Dataset rows for apps and sites:
• • • •

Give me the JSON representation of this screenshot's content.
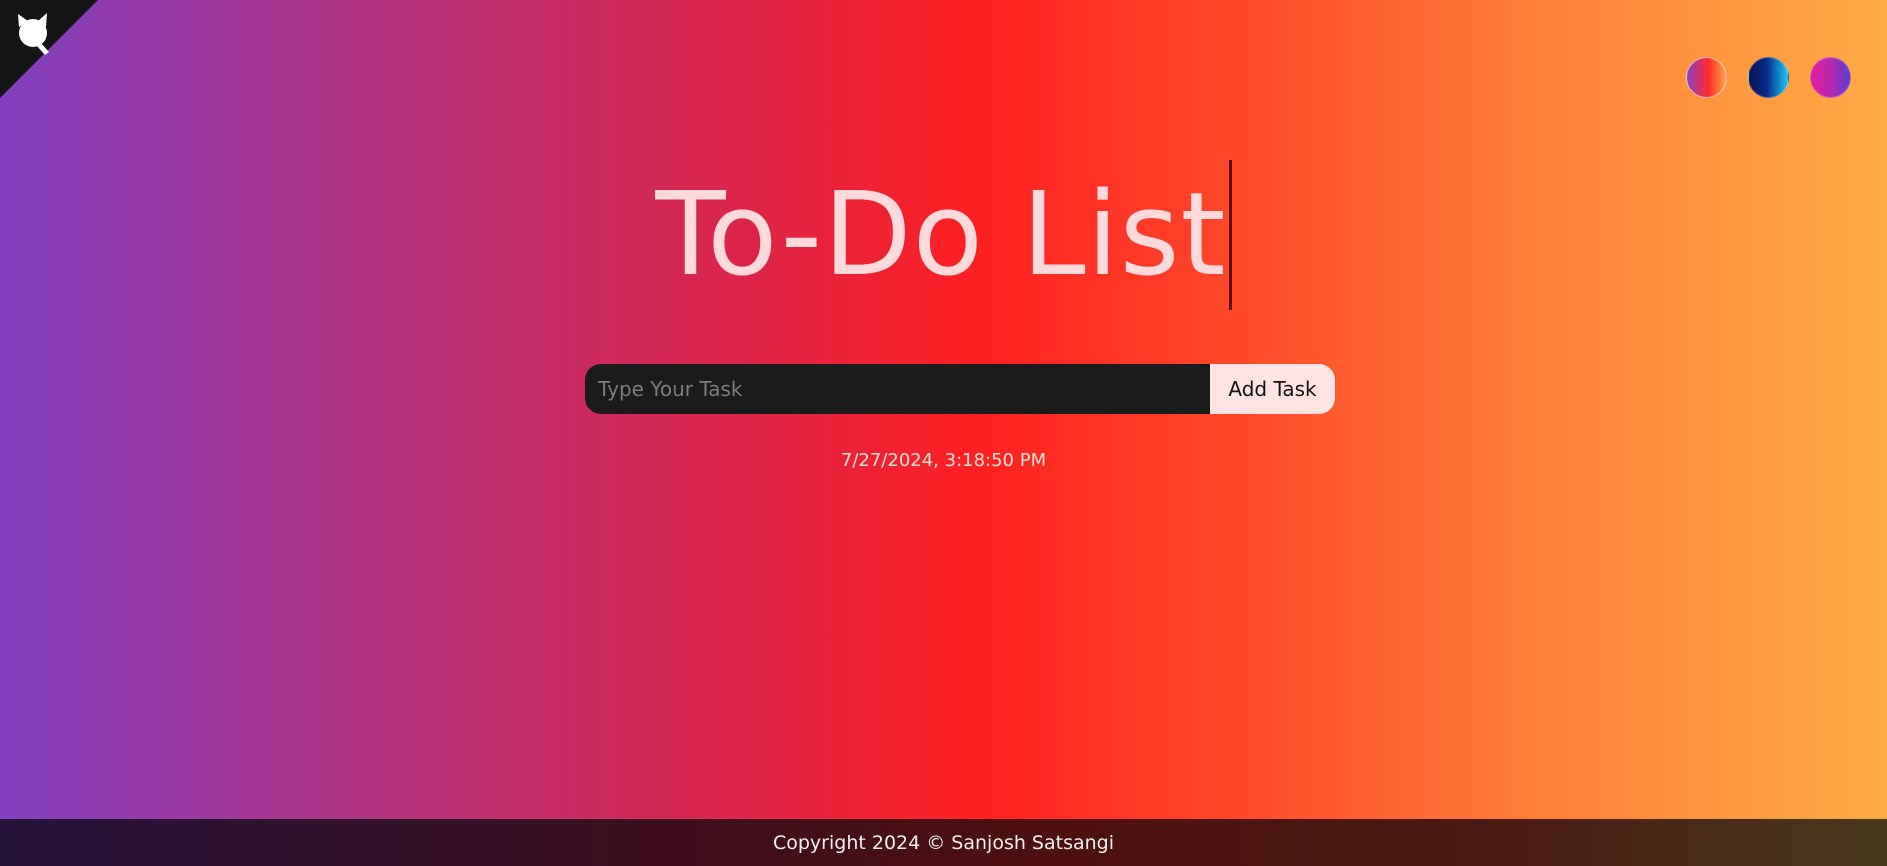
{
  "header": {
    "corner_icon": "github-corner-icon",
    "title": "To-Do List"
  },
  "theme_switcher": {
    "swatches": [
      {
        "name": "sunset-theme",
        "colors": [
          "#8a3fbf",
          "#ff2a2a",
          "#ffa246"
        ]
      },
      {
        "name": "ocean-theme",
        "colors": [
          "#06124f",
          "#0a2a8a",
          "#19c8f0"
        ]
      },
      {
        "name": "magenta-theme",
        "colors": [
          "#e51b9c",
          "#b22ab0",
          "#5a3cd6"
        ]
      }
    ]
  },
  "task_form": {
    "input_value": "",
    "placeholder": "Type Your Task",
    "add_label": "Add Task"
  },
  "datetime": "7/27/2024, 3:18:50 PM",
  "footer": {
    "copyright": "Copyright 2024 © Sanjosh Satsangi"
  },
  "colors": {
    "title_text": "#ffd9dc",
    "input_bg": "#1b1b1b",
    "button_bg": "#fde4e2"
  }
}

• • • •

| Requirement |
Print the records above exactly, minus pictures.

| Answer to this problem |
Give me the JSON representation of this screenshot's content.
{
  "header": {
    "corner_icon": "github-corner-icon",
    "title": "To-Do List"
  },
  "theme_switcher": {
    "swatches": [
      {
        "name": "sunset-theme",
        "colors": [
          "#8a3fbf",
          "#ff2a2a",
          "#ffa246"
        ]
      },
      {
        "name": "ocean-theme",
        "colors": [
          "#06124f",
          "#0a2a8a",
          "#19c8f0"
        ]
      },
      {
        "name": "magenta-theme",
        "colors": [
          "#e51b9c",
          "#b22ab0",
          "#5a3cd6"
        ]
      }
    ]
  },
  "task_form": {
    "input_value": "",
    "placeholder": "Type Your Task",
    "add_label": "Add Task"
  },
  "datetime": "7/27/2024, 3:18:50 PM",
  "footer": {
    "copyright": "Copyright 2024 © Sanjosh Satsangi"
  },
  "colors": {
    "title_text": "#ffd9dc",
    "input_bg": "#1b1b1b",
    "button_bg": "#fde4e2"
  }
}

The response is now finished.